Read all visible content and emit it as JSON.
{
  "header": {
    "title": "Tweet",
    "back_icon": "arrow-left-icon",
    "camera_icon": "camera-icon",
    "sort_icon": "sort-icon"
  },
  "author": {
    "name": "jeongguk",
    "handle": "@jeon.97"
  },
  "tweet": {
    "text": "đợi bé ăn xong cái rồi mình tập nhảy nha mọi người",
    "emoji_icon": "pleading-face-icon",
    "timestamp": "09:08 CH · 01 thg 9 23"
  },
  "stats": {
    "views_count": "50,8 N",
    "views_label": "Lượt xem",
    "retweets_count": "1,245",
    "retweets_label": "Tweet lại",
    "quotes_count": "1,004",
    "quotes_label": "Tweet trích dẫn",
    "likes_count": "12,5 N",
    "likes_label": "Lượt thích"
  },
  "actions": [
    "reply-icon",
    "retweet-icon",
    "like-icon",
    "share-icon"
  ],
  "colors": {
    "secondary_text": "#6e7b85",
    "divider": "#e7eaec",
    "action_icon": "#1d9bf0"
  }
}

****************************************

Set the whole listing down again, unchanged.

Read all visible content and emit it as JSON.
{
  "header": {
    "title": "Tweet",
    "back_icon": "arrow-left-icon",
    "camera_icon": "camera-icon",
    "sort_icon": "sort-icon"
  },
  "author": {
    "name": "jeongguk",
    "handle": "@jeon.97"
  },
  "tweet": {
    "text": "đợi bé ăn xong cái rồi mình tập nhảy nha mọi người",
    "emoji_icon": "pleading-face-icon",
    "timestamp": "09:08 CH · 01 thg 9 23"
  },
  "stats": {
    "views_count": "50,8 N",
    "views_label": "Lượt xem",
    "retweets_count": "1,245",
    "retweets_label": "Tweet lại",
    "quotes_count": "1,004",
    "quotes_label": "Tweet trích dẫn",
    "likes_count": "12,5 N",
    "likes_label": "Lượt thích"
  },
  "actions": [
    "reply-icon",
    "retweet-icon",
    "like-icon",
    "share-icon"
  ],
  "colors": {
    "secondary_text": "#6e7b85",
    "divider": "#e7eaec",
    "action_icon": "#1d9bf0"
  }
}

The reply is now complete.